(Beginning of EXTRACTED ENTRIES)
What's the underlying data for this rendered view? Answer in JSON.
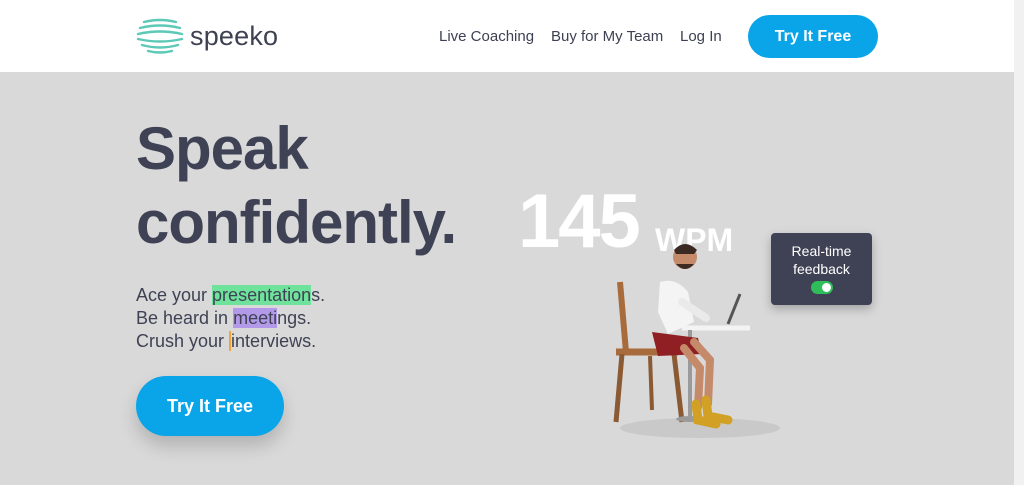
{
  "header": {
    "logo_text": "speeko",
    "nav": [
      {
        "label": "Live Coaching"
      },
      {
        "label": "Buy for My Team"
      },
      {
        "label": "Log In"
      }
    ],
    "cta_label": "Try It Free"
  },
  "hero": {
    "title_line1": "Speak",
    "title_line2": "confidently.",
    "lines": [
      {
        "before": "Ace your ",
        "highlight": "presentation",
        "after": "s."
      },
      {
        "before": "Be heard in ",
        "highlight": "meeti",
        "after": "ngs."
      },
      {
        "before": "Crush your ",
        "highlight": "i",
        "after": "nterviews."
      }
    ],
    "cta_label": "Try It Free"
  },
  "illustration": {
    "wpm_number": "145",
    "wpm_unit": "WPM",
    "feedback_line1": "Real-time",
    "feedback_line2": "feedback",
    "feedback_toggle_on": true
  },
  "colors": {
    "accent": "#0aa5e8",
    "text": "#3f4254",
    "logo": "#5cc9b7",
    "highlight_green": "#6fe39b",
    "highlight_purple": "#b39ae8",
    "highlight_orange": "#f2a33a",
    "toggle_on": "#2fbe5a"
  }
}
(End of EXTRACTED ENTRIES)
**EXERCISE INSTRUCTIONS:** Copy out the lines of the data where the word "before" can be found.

**SOLVED EXERCISE:**
        "before": "Ace your ",
        "before": "Be heard in ",
        "before": "Crush your ",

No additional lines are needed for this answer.